**GOAL OF THE EXERCISE:**
Among the entries that follow, find the lines containing the string "likes" and copy them.

=== INPUT DATA ===

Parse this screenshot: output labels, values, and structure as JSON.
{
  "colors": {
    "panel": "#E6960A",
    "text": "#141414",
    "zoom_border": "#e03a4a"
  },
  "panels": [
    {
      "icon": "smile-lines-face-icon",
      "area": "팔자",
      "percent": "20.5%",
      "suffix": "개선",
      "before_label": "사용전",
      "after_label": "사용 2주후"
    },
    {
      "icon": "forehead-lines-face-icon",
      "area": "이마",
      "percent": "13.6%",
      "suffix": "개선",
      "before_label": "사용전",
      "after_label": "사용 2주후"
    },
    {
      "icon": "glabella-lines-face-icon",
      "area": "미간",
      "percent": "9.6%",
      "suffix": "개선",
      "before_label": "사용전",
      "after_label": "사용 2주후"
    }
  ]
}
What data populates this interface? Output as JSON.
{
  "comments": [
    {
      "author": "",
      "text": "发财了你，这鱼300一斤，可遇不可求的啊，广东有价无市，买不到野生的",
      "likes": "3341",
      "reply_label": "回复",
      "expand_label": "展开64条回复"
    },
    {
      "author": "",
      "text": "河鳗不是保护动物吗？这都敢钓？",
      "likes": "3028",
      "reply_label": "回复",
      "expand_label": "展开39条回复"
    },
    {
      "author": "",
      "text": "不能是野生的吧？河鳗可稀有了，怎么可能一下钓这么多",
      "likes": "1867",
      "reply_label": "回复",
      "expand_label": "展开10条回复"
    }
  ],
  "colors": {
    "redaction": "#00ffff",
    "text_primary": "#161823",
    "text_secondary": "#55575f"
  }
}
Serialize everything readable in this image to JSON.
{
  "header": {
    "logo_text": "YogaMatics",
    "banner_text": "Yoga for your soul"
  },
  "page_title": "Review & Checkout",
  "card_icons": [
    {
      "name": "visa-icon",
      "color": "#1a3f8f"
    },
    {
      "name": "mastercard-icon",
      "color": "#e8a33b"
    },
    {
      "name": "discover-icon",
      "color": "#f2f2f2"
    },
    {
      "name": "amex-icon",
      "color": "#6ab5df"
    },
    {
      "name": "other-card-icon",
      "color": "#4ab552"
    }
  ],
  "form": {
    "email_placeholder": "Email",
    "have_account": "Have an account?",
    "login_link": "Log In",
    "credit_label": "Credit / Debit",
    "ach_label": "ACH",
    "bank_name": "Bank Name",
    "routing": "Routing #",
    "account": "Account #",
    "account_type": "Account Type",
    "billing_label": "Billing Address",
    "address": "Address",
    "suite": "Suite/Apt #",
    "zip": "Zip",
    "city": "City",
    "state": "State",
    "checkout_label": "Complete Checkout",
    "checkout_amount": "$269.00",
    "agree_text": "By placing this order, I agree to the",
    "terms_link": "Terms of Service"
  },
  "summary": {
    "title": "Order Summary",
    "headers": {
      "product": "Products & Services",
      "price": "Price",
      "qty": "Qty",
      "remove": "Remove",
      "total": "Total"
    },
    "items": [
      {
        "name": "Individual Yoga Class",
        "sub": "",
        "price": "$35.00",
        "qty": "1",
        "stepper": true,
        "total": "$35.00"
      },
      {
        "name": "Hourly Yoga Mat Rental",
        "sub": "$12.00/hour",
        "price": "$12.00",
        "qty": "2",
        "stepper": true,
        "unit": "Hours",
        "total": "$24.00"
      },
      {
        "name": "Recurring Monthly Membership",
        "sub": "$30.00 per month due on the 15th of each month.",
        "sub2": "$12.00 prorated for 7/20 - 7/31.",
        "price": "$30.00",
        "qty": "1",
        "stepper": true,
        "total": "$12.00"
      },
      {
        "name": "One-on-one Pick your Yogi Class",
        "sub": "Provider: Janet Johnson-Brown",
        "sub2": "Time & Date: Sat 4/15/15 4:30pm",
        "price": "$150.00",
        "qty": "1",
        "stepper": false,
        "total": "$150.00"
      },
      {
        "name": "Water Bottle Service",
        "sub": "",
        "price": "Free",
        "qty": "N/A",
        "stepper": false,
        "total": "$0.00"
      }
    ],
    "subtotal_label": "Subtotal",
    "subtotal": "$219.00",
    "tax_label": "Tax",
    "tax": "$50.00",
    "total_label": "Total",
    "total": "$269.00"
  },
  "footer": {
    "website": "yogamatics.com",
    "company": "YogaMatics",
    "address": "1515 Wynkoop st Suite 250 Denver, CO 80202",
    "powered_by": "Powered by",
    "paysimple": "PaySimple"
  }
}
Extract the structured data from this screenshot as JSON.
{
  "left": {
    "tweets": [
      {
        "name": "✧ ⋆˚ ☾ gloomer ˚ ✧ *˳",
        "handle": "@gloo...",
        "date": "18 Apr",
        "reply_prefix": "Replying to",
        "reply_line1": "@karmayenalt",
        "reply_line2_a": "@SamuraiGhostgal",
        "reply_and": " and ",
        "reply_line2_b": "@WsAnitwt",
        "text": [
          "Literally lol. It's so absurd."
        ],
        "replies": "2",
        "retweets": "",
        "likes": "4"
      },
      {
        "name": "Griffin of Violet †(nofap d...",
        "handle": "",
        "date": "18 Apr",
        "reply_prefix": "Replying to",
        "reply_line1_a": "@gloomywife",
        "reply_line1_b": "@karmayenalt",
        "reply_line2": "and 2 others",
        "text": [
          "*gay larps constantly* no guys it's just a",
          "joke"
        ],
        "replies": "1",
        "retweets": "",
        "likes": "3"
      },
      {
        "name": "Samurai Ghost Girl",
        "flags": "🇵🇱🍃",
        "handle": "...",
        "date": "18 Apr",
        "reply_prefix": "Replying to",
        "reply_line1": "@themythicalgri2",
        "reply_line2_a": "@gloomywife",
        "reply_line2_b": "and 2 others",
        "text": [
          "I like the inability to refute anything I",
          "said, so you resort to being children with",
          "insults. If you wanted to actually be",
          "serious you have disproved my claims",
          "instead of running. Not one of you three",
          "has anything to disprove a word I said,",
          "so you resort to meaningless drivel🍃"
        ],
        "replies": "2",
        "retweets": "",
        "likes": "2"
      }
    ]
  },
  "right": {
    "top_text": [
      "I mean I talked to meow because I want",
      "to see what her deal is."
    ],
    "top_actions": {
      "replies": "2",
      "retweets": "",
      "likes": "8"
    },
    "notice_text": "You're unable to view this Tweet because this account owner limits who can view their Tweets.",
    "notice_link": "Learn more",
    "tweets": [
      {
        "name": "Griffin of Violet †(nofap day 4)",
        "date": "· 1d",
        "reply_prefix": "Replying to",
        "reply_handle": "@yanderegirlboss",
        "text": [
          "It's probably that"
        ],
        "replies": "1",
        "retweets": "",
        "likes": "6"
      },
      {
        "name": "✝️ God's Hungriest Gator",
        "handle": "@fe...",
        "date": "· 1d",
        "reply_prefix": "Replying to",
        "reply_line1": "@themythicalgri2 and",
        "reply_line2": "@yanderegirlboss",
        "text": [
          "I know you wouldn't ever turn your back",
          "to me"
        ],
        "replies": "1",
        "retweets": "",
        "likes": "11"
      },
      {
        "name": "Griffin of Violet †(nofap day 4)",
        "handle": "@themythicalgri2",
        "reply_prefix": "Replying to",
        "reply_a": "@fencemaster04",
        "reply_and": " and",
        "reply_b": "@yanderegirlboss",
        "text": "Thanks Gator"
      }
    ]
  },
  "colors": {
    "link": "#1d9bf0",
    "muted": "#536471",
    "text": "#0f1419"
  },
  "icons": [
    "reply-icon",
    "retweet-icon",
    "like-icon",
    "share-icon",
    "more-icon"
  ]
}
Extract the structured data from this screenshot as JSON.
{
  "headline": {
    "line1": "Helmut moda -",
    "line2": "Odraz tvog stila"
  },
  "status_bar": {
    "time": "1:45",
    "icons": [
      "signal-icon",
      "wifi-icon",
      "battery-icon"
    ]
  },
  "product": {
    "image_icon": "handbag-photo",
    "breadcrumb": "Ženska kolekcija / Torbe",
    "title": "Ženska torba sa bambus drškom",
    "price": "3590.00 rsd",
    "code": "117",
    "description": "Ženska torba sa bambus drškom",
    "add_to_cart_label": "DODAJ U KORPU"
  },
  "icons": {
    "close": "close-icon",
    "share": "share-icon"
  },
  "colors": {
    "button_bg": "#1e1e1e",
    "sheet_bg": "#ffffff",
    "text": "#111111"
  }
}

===

**OUTPUT FOR THIS EXERCISE:**
      "likes": "3341",
      "likes": "3028",
      "likes": "1867",
        "likes": "4"
        "likes": "3"
        "likes": "2"
      "likes": "8"
        "likes": "6"
        "likes": "11"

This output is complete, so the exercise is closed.